_Stored entries_
——————
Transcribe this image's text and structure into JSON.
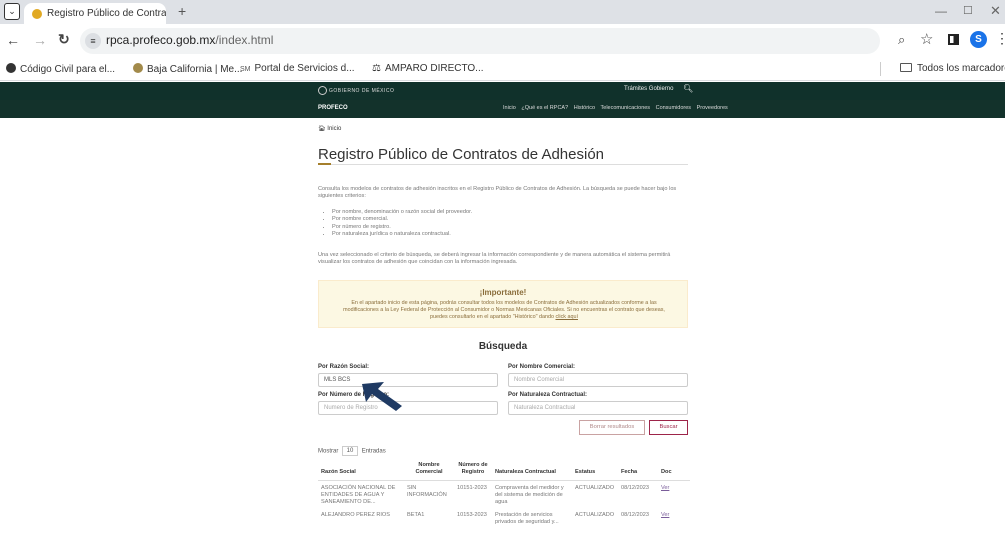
{
  "browser": {
    "tab_title": "Registro Público de Contratos d",
    "url_domain": "rpca.profeco.gob.mx",
    "url_path": "/index.html",
    "profile_initial": "S",
    "bookmarks": [
      {
        "label": "Código Civil para el...",
        "icon": "globe-icon"
      },
      {
        "label": "Baja California | Me...",
        "icon": "seal-icon"
      },
      {
        "label": "Portal de Servicios d...",
        "icon": "sm-icon"
      },
      {
        "label": "AMPARO DIRECTO...",
        "icon": "scales-icon"
      }
    ],
    "bookmarks_folder": "Todos los marcadores"
  },
  "site": {
    "gov_logo": "GOBIERNO DE MÉXICO",
    "gov_links": "Trámites   Gobierno",
    "brand": "PROFECO",
    "nav": [
      "Inicio",
      "¿Qué es el RPCA?",
      "Histórico",
      "Telecomunicaciones",
      "Consumidores",
      "Proveedores"
    ]
  },
  "page": {
    "breadcrumb": "Inicio",
    "title": "Registro Público de Contratos de Adhesión",
    "intro": "Consulta los modelos de contratos de adhesión inscritos en el Registro Público de Contratos de Adhesión. La búsqueda se puede hacer bajo los siguientes criterios:",
    "criteria": [
      "Por nombre, denominación o razón social del proveedor.",
      "Por nombre comercial.",
      "Por número de registro.",
      "Por naturaleza jurídica o naturaleza contractual."
    ],
    "after": "Una vez seleccionado el criterio de búsqueda, se deberá ingresar la información correspondiente y de manera automática el sistema permitirá visualizar los contratos de adhesión que coincidan con la información ingresada.",
    "notice_title": "¡Importante!",
    "notice_body": "En el apartado inicio de esta página, podrás consultar todos los modelos de Contratos de Adhesión actualizados conforme a las modificaciones a la Ley Federal de Protección al Consumidor o Normas Mexicanas Oficiales. Si no encuentras el contrato que deseas, puedes consultarlo en el apartado \"Histórico\" dando ",
    "notice_link": "click aquí",
    "search_heading": "Búsqueda"
  },
  "form": {
    "razon_label": "Por Razón Social:",
    "razon_value": "MLS BCS",
    "comercial_label": "Por Nombre Comercial:",
    "comercial_placeholder": "Nombre Comercial",
    "registro_label": "Por Número de Registro:",
    "registro_placeholder": "Numero de Registro",
    "naturaleza_label": "Por Naturaleza Contractual:",
    "naturaleza_placeholder": "Naturaleza Contractual",
    "clear_label": "Borrar resultados",
    "search_label": "Buscar"
  },
  "table": {
    "show_prefix": "Mostrar",
    "show_value": "10",
    "show_suffix": "Entradas",
    "headers": [
      "Razón Social",
      "Nombre Comercial",
      "Número de Registro",
      "Naturaleza Contractual",
      "Estatus",
      "Fecha",
      "Doc"
    ],
    "rows": [
      {
        "razon": "ASOCIACIÓN NACIONAL DE ENTIDADES DE AGUA Y SANEAMIENTO DE...",
        "comercial": "SIN INFORMACIÓN",
        "registro": "10151-2023",
        "naturaleza": "Compraventa del medidor y del sistema de medición de agua",
        "estatus": "ACTUALIZADO",
        "fecha": "08/12/2023",
        "doc": "Ver"
      },
      {
        "razon": "ALEJANDRO PEREZ RIOS",
        "comercial": "BETA1",
        "registro": "10153-2023",
        "naturaleza": "Prestación de servicios privados de seguridad y...",
        "estatus": "ACTUALIZADO",
        "fecha": "08/12/2023",
        "doc": "Ver"
      }
    ]
  }
}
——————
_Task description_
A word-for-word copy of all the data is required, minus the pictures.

_Exercise answer_
Transcribe this image's text and structure into JSON.
{
  "browser": {
    "tab_title": "Registro Público de Contratos d",
    "url_domain": "rpca.profeco.gob.mx",
    "url_path": "/index.html",
    "profile_initial": "S",
    "bookmarks": [
      {
        "label": "Código Civil para el...",
        "icon": "globe-icon"
      },
      {
        "label": "Baja California | Me...",
        "icon": "seal-icon"
      },
      {
        "label": "Portal de Servicios d...",
        "icon": "sm-icon"
      },
      {
        "label": "AMPARO DIRECTO...",
        "icon": "scales-icon"
      }
    ],
    "bookmarks_folder": "Todos los marcadores"
  },
  "site": {
    "gov_logo": "GOBIERNO DE MÉXICO",
    "gov_links": "Trámites   Gobierno",
    "brand": "PROFECO",
    "nav": [
      "Inicio",
      "¿Qué es el RPCA?",
      "Histórico",
      "Telecomunicaciones",
      "Consumidores",
      "Proveedores"
    ]
  },
  "page": {
    "breadcrumb": "Inicio",
    "title": "Registro Público de Contratos de Adhesión",
    "intro": "Consulta los modelos de contratos de adhesión inscritos en el Registro Público de Contratos de Adhesión. La búsqueda se puede hacer bajo los siguientes criterios:",
    "criteria": [
      "Por nombre, denominación o razón social del proveedor.",
      "Por nombre comercial.",
      "Por número de registro.",
      "Por naturaleza jurídica o naturaleza contractual."
    ],
    "after": "Una vez seleccionado el criterio de búsqueda, se deberá ingresar la información correspondiente y de manera automática el sistema permitirá visualizar los contratos de adhesión que coincidan con la información ingresada.",
    "notice_title": "¡Importante!",
    "notice_body": "En el apartado inicio de esta página, podrás consultar todos los modelos de Contratos de Adhesión actualizados conforme a las modificaciones a la Ley Federal de Protección al Consumidor o Normas Mexicanas Oficiales. Si no encuentras el contrato que deseas, puedes consultarlo en el apartado \"Histórico\" dando ",
    "notice_link": "click aquí",
    "search_heading": "Búsqueda"
  },
  "form": {
    "razon_label": "Por Razón Social:",
    "razon_value": "MLS BCS",
    "comercial_label": "Por Nombre Comercial:",
    "comercial_placeholder": "Nombre Comercial",
    "registro_label": "Por Número de Registro:",
    "registro_placeholder": "Numero de Registro",
    "naturaleza_label": "Por Naturaleza Contractual:",
    "naturaleza_placeholder": "Naturaleza Contractual",
    "clear_label": "Borrar resultados",
    "search_label": "Buscar"
  },
  "table": {
    "show_prefix": "Mostrar",
    "show_value": "10",
    "show_suffix": "Entradas",
    "headers": [
      "Razón Social",
      "Nombre Comercial",
      "Número de Registro",
      "Naturaleza Contractual",
      "Estatus",
      "Fecha",
      "Doc"
    ],
    "rows": [
      {
        "razon": "ASOCIACIÓN NACIONAL DE ENTIDADES DE AGUA Y SANEAMIENTO DE...",
        "comercial": "SIN INFORMACIÓN",
        "registro": "10151-2023",
        "naturaleza": "Compraventa del medidor y del sistema de medición de agua",
        "estatus": "ACTUALIZADO",
        "fecha": "08/12/2023",
        "doc": "Ver"
      },
      {
        "razon": "ALEJANDRO PEREZ RIOS",
        "comercial": "BETA1",
        "registro": "10153-2023",
        "naturaleza": "Prestación de servicios privados de seguridad y...",
        "estatus": "ACTUALIZADO",
        "fecha": "08/12/2023",
        "doc": "Ver"
      }
    ]
  }
}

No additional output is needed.